“We are thrilled to be partnering with DPSCD, where our goal is to provide the training, tools, and resources that will enable staff to respond to students' mental health needs more effectively and efficiently, said TRAILS Program Director, Elizabeth Koschmann.
DPSCD is committed to showing significant outcomes overtime, which is why the District is creating a sustainable plan with DWIHN for future funding. DPSCD is adding a student electronic health record system that enables DPSCD health staff to track and coordinate students’ health services, in the end allowing the District to take a closer look at outcomes from this initiative. When students begin to show improved health outcomes, DPSCD will be able to strengthen the program with additional funding and expand to every DPSCD feeder pattern.
The District is actively pursuing to hire a behavioral health director and will also be contracting nurses and social workers for this initiative, for more information, visit detroitk12.org/careers.
About Detroit Public Schools Community District
Detroit Public Schools Community District (DPSCD) is Michigan’s largest public education system. It is governed by a locally elected, seven-member board with Dr. Nikolai Vitti serving as superintendent. The District’s mission is to provide every student with a beneficial and rightful educational experience, preparing students to be career and college ready, and qualified to compete in the global market. The District has more than 100 schools and educates 50,000 children. For more information, visit detroitk12.org.

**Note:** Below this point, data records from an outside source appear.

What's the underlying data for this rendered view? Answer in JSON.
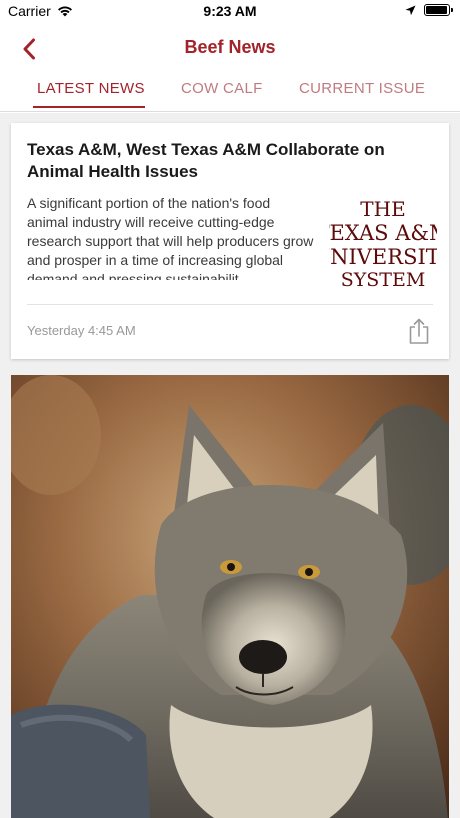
{
  "status_bar": {
    "carrier": "Carrier",
    "time": "9:23 AM",
    "battery_level": 0.95
  },
  "nav": {
    "title": "Beef News",
    "back_icon": "chevron-left-icon"
  },
  "tabs": [
    {
      "label": "LATEST NEWS",
      "active": true
    },
    {
      "label": "COW CALF",
      "active": false
    },
    {
      "label": "CURRENT ISSUE",
      "active": false
    }
  ],
  "articles": [
    {
      "title": "Texas A&M, West Texas A&M Collaborate on Animal Health Issues",
      "summary": "A significant portion of the nation's food animal industry will receive cutting-edge research support that will help producers grow and prosper in a time of increasing global demand and pressing sustainabilit...",
      "timestamp": "Yesterday 4:45 AM",
      "thumbnail": {
        "line1": "THE",
        "line2": "TEXAS A&M",
        "line3": "UNIVERSITY",
        "line4": "SYSTEM"
      },
      "share_icon": "share-icon"
    }
  ],
  "colors": {
    "accent": "#a3232b",
    "tab_inactive": "#c07b7f",
    "feed_background": "#f0f0f0",
    "muted_text": "#999999"
  }
}
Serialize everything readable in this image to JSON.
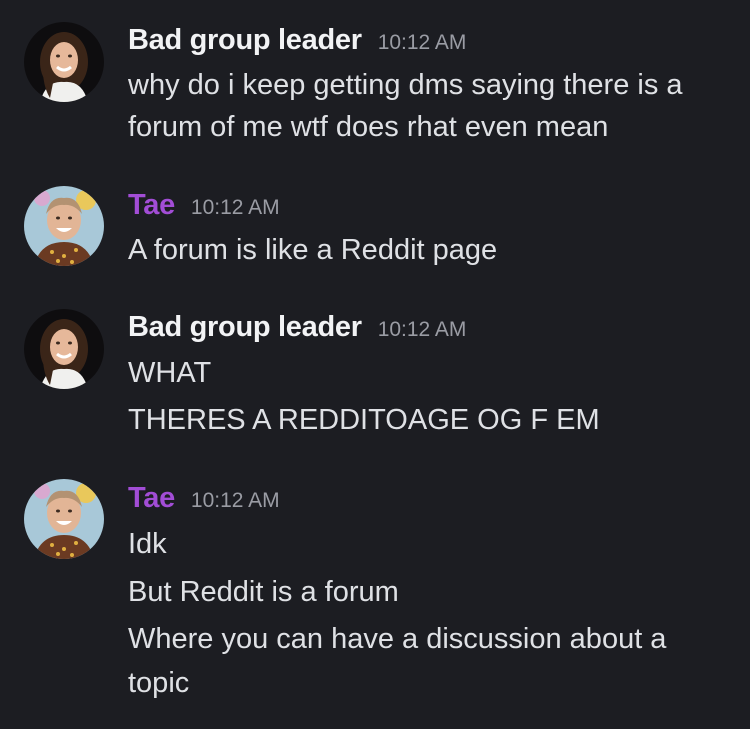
{
  "colors": {
    "background": "#1c1d22",
    "username_bad_group_leader": "#f2f3f5",
    "username_tae": "#a24dd6",
    "timestamp": "#9a9ca4",
    "message_text": "#dfe1e5"
  },
  "messages": [
    {
      "author": "Bad group leader",
      "time": "10:12 AM",
      "avatar_icon": "avatar-photo",
      "lines": [
        "why do i keep getting dms saying there is a",
        "forum of me wtf does rhat even mean"
      ]
    },
    {
      "author": "Tae",
      "time": "10:12 AM",
      "avatar_icon": "avatar-photo",
      "lines": [
        "A forum is like a Reddit page"
      ]
    },
    {
      "author": "Bad group leader",
      "time": "10:12 AM",
      "avatar_icon": "avatar-photo",
      "lines": [
        "WHAT",
        "THERES A REDDITOAGE OG F EM"
      ]
    },
    {
      "author": "Tae",
      "time": "10:12 AM",
      "avatar_icon": "avatar-photo",
      "lines": [
        "Idk",
        "But Reddit is a forum",
        "Where you can have a discussion about a",
        "topic"
      ]
    }
  ]
}
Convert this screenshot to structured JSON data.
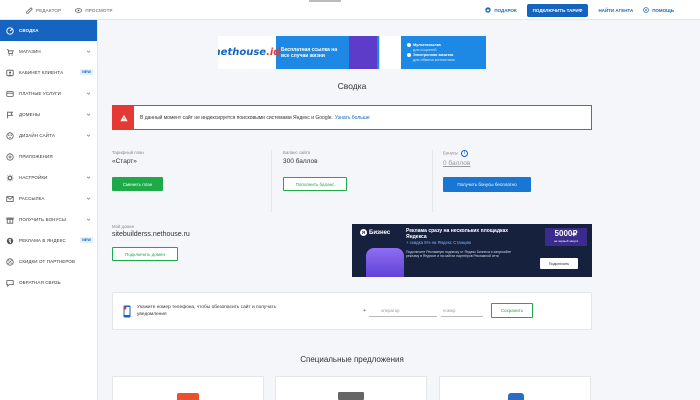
{
  "topbar": {
    "editor": "Редактор",
    "preview": "Просмотр",
    "gift": "Подарок",
    "connect_tariff": "Подключить тариф",
    "find_agent": "Найти агента",
    "help": "Помощь"
  },
  "sidebar": {
    "items": [
      {
        "label": "Сводка",
        "icon": "dashboard-icon",
        "active": true
      },
      {
        "label": "Магазин",
        "icon": "cart-icon",
        "chevron": true
      },
      {
        "label": "Кабинет клиента",
        "icon": "user-cabinet-icon",
        "badge": "NEW"
      },
      {
        "label": "Платные услуги",
        "icon": "paid-services-icon",
        "chevron": true
      },
      {
        "label": "Домены",
        "icon": "flag-icon",
        "chevron": true
      },
      {
        "label": "Дизайн сайта",
        "icon": "design-icon",
        "chevron": true
      },
      {
        "label": "Приложения",
        "icon": "apps-icon"
      },
      {
        "label": "Настройки",
        "icon": "gear-icon",
        "chevron": true
      },
      {
        "label": "Рассылка",
        "icon": "mail-icon",
        "chevron": true
      },
      {
        "label": "Получить бонусы",
        "icon": "gift-icon",
        "chevron": true
      },
      {
        "label": "Реклама в Яндекс",
        "icon": "yandex-icon",
        "badge": "NEW"
      },
      {
        "label": "Скидки от партнеров",
        "icon": "discount-icon"
      },
      {
        "label": "Обратная связь",
        "icon": "feedback-icon"
      }
    ]
  },
  "banner": {
    "logo": "nethouse",
    "logo_suffix": ".id",
    "text": "Бесплатная ссылка на все случаи жизни",
    "bullet1": "Мультиссылка",
    "bullet1_sub": "для соцсетей",
    "bullet2": "Электронная визитка",
    "bullet2_sub": "для обмена контактами"
  },
  "page_title": "Сводка",
  "alert": {
    "text": "В данный момент сайт не индексируется поисковыми системами Яндекс и Google.",
    "link": "Узнать больше"
  },
  "stats": {
    "tariff_label": "Тарифный план",
    "tariff_value": "«Старт»",
    "tariff_button": "Сменить план",
    "balance_label": "Баланс сайта",
    "balance_value": "300 баллов",
    "balance_button": "Пополнить баланс",
    "bonus_label": "Бонусы",
    "bonus_value": "0 баллов",
    "bonus_button": "Получить бонусы бесплатно"
  },
  "domain": {
    "label": "Мой домен",
    "value": "sitebuilderss.nethouse.ru",
    "button": "Подключить домен"
  },
  "ad": {
    "logo": "Бизнес",
    "title": "Реклама сразу на нескольких площадках Яндекса",
    "title_sub": "+ скидка 5% на Яндекс Станцию",
    "desc": "Подключите Рекламную подписку от Яндекс Бизнеса и запускайте рекламу в Яндексе и на сайтах партнёров Рекламной сети",
    "price": "5000₽",
    "price_sub": "на первый запуск",
    "button": "Подключить"
  },
  "phone": {
    "text": "Укажите номер телефона, чтобы обезопасить сайт и получать уведомления",
    "plus": "+",
    "operator_placeholder": "оператор",
    "number_placeholder": "номер",
    "button": "Сохранить"
  },
  "offers_title": "Специальные предложения",
  "colors": {
    "primary": "#1565c0",
    "green": "#1faa4a",
    "red": "#e53935"
  }
}
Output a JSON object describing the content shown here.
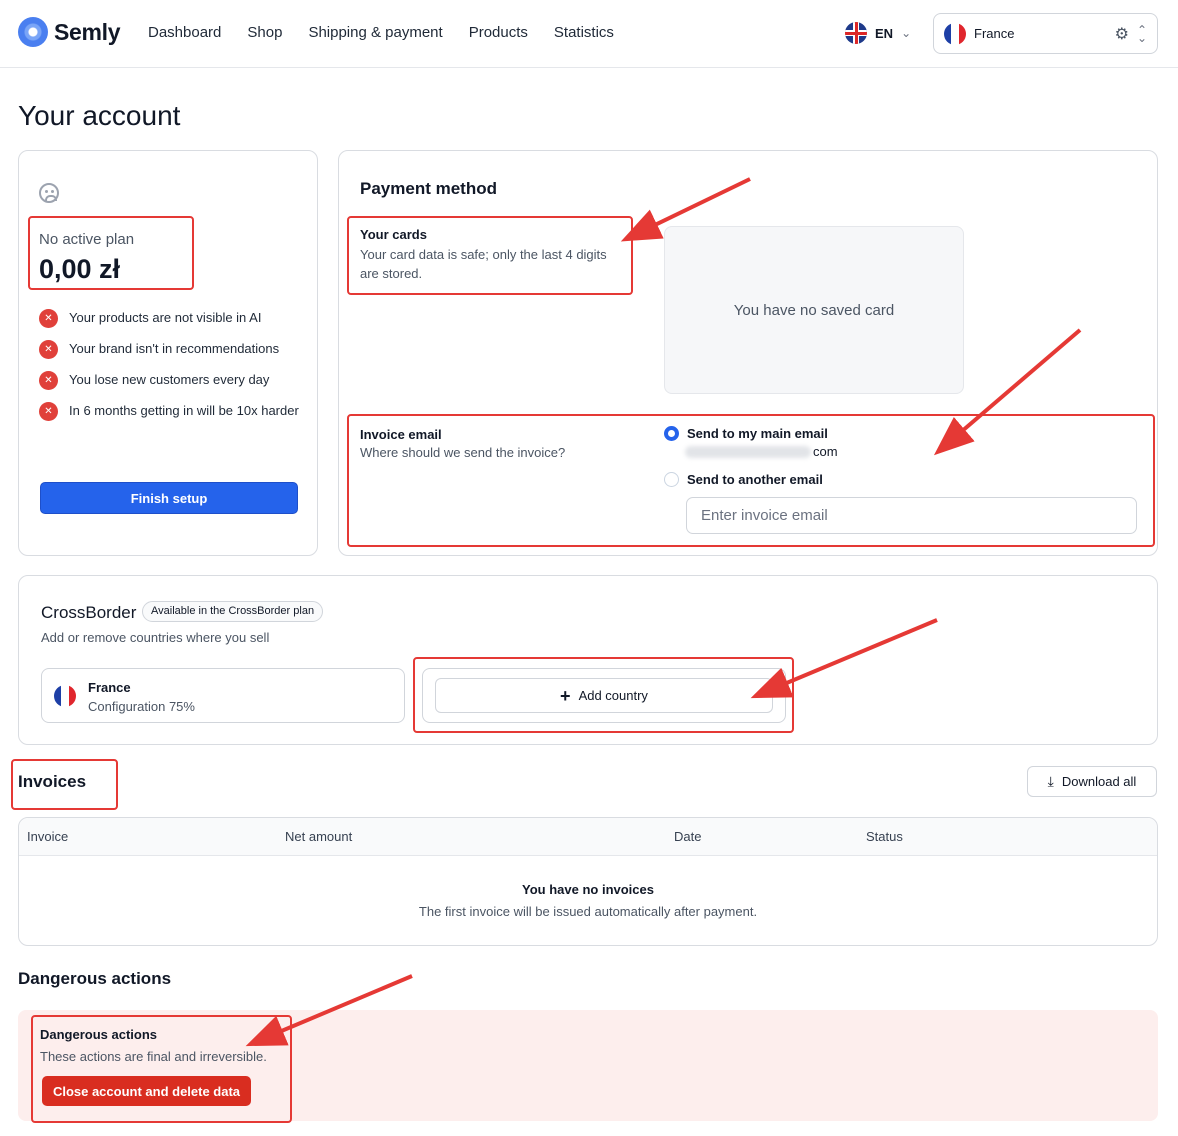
{
  "brand": {
    "name": "Semly"
  },
  "nav": {
    "items": [
      "Dashboard",
      "Shop",
      "Shipping & payment",
      "Products",
      "Statistics"
    ]
  },
  "language": {
    "code": "EN",
    "flag_icon": "uk-flag-icon"
  },
  "country_selector": {
    "value": "France",
    "flag_icon": "france-flag-icon"
  },
  "page": {
    "title": "Your account"
  },
  "plan": {
    "status": "No active plan",
    "amount": "0,00 zł",
    "warnings": [
      "Your products are not visible in AI",
      "Your brand isn't in recommendations",
      "You lose new customers every day",
      "In 6 months getting in will be 10x harder"
    ],
    "cta": "Finish setup"
  },
  "payment": {
    "title": "Payment method",
    "cards_title": "Your cards",
    "cards_desc": "Your card data is safe; only the last 4 digits are stored.",
    "no_card": "You have no saved card",
    "invoice_email_title": "Invoice email",
    "invoice_email_desc": "Where should we send the invoice?",
    "option_main": "Send to my main email",
    "main_email_suffix": "com",
    "option_other": "Send to another email",
    "email_placeholder": "Enter invoice email"
  },
  "crossborder": {
    "title": "CrossBorder",
    "badge": "Available in the CrossBorder plan",
    "desc": "Add or remove countries where you sell",
    "country_name": "France",
    "country_config": "Configuration 75%",
    "add_label": "Add country"
  },
  "invoices": {
    "title": "Invoices",
    "download_label": "Download all",
    "columns": [
      "Invoice",
      "Net amount",
      "Date",
      "Status"
    ],
    "empty_title": "You have no invoices",
    "empty_desc": "The first invoice will be issued automatically after payment."
  },
  "danger": {
    "heading": "Dangerous actions",
    "box_title": "Dangerous actions",
    "box_desc": "These actions are final and irreversible.",
    "button": "Close account and delete data"
  },
  "colors": {
    "primary": "#2563eb",
    "danger": "#d92d20",
    "annotation": "#e53935"
  }
}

About Detroit Wayne Integrated Health Network
The Detroit Wayne Integrated Health Network (DWIHN) is the largest and most diverse Community Mental Health system in Michigan. It is a safety net organization serving 75,000 people in Wayne County. It supports children with serious emotional disturbance, people with mental illness, intellectual and developmental disabilities and those with substance use disorder. It works directly with almost 400 Service Providers.
TRAILS (Transforming Research into Action to Improve the Lives of Students) improves youth access to evidence-based mental health services by training school mental health professionals in effective practices that are appropriate for the school setting, such as cognitive behavioral therapy (CBT) and mindfulness. TRAILS then fosters program sustainability with follow-up coaching and ongoing access to resources, materials and support. TRAILS is active in 75% of Michigan counties. Additionally, generous financial partners and strong community collaborations have paved the way for concentrated TRAILS efforts in Washtenaw and Wayne counties. To learn more about TRAILS, visit TRAILStoWellness.org.